Wellness in the COVID era
Before long, wellness will be measured by more than the macabre checklist of curve-flattening behavior that’s defined life under Covid-19. Soon our well-being will demand more – the presence of a positive, not just the absence of a negative.
It’s a golden opportunity to restart life down a healthier path. But how? Before the coronavirus, 2020 actually had been a good year for wellness in medical journals. As we regain mobility, these studies are worth recalling. Wellness is closer than you might think.
According to leading lights, our long-term welfare is tied in no small part to having friends, exercising regularly and drinking coffee. Laughter, lunges and lattes – could it really be that simple? I think so.
Earlier this year, The Wall Street Journal cited a Harvard study focusing on the importance of male friendship. According to the research, the single best predictor of a man’s health and happiness at 80 is not his stores of wealth or professional acclaim. It’s his friendships at age 50.
Closing in as I am on the half-century mark, this caught my eye. For although I’m not a Rockefeller, I’ve always felt like one of the richest guys in town. Harvard showed me why: I am blessed with many friends. We stay in touch daily, and see each other frequently. Sure, it’s more Zoom than real presence lately, but we make the time. Lonely I am not.
Not to be outdone, Yale and Oxford published their own research in The Lancet. They show how exercise may be more important than economic status to long-term mental health. Nor is all exercise created equal.
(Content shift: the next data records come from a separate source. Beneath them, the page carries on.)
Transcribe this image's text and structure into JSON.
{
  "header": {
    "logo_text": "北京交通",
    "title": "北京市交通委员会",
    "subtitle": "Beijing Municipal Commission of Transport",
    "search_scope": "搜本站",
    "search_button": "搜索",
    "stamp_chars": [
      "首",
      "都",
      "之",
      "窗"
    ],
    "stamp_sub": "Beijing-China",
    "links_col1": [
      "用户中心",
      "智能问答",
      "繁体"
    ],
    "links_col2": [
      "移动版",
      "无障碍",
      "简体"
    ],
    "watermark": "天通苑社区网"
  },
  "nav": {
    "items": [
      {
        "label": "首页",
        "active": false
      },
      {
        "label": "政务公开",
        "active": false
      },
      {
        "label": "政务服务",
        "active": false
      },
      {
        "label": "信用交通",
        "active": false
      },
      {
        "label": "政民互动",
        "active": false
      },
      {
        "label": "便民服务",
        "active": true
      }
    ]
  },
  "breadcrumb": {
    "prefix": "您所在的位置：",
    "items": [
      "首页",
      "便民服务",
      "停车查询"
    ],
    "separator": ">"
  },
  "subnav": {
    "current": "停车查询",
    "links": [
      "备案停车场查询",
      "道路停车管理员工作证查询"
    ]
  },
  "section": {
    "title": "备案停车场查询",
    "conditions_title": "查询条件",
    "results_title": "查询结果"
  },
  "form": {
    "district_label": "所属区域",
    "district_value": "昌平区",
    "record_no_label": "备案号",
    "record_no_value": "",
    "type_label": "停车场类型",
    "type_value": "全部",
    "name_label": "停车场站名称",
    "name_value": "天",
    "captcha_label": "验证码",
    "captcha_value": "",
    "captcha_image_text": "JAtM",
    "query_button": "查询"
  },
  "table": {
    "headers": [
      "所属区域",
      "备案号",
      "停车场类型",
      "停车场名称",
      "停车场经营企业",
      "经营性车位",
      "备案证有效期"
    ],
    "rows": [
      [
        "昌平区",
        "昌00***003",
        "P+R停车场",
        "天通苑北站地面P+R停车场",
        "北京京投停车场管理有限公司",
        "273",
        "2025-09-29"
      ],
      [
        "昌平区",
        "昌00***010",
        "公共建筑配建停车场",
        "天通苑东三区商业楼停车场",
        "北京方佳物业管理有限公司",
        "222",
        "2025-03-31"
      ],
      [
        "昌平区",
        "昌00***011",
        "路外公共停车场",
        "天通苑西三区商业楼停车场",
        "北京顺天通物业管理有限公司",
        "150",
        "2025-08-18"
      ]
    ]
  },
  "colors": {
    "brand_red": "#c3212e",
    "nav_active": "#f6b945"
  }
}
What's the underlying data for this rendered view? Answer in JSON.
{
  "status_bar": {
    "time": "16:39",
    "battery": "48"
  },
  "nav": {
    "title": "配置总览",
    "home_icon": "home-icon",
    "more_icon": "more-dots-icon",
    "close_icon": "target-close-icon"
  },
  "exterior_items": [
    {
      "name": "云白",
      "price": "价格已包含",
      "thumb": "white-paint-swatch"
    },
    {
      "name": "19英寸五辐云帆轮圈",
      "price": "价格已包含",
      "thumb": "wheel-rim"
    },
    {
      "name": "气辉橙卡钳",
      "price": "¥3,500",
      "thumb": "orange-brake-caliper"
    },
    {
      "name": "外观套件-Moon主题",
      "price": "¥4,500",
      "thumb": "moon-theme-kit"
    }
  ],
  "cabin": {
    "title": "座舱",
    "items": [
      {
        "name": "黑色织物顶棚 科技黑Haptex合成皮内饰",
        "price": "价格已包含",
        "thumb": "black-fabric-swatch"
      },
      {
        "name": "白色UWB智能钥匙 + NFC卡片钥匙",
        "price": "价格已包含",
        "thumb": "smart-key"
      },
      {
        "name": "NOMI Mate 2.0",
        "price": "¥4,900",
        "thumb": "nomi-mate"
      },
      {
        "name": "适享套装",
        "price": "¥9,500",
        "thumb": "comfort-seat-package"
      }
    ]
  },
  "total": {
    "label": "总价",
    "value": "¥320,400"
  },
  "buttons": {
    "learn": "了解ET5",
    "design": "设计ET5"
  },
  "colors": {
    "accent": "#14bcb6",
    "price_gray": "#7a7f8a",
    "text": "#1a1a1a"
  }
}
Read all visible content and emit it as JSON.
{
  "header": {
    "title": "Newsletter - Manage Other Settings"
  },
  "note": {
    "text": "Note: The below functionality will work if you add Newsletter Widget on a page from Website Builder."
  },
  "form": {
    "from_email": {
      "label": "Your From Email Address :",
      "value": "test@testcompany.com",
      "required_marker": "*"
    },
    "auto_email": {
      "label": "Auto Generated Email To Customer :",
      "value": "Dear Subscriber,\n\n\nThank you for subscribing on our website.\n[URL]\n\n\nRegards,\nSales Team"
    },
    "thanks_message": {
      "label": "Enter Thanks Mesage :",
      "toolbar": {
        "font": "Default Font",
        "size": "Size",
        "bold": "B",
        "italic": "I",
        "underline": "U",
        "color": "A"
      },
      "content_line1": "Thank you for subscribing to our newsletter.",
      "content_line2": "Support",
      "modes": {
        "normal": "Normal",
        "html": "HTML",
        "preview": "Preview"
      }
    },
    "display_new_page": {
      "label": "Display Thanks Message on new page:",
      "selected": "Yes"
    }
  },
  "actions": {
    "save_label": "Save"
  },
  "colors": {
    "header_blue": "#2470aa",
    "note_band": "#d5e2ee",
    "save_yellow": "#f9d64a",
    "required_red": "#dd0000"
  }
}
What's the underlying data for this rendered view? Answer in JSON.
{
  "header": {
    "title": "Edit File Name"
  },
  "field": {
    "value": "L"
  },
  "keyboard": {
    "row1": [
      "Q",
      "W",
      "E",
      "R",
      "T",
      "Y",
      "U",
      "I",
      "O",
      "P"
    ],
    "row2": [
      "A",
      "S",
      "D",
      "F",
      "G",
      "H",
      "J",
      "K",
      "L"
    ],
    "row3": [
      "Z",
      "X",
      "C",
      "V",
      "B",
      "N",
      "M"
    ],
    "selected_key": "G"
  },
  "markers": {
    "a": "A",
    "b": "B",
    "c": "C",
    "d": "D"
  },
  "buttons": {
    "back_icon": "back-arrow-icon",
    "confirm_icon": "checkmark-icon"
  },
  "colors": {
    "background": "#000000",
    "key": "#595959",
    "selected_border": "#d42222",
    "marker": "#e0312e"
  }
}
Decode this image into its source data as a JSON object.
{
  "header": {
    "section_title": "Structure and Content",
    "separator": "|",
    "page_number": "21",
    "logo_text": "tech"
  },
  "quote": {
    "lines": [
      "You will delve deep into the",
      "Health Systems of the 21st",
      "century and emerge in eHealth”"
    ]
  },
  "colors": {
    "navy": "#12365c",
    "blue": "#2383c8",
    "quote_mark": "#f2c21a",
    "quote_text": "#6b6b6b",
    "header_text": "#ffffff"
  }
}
Group activities appear to have a more salubrious effect on wellness than solitary training. Money, it seems, cannot buy happiness, but according to Yale and Oxford, a running club can kick in a nice down-payment.
Lucky me. Those friends I mentioned make up my exercise group. We try to meet early every Tuesday, Thursday and Saturday mornings, before our families have stirred for an hour or so of fitness – no gym required – and fellowship. While our routine has been disrupted by the coronavirus, we have developed workarounds and reengaged with renewed gratitude.
Perhaps the best news came from The New York Times, which reported drinking 3 to 5 daily cups of coffee actually may be good for you. Coffee imbibed in moderation is associated with an overall lower risk of mortality.
More good fortune. My first cup is a pre-dawn stimulant, which means I literally run on coffee. After workout and particularly on Saturdays, my buddies and I drink it down together over breakfast, in quantities that move Arabica futures. Soon we’ll get to do that again.
So you see why I’m so happy despite this dreadful coronavirus. It will pass, and these three important Fs going forward -Friendship, Fitness and French Press – are things I already value dearly. I just didn’t realize they might end up saving my life.
Remember that as you reemerge from quarantine. Reconnect with an old friend, or make a new one. Together, do whatever exercise your bodies allow. And when it’s all over, enjoy a good cup of joe. You’ll be glad you did.
Mike Kerrigan, a Charlotte attorney, writes regularly for the Opinion pages.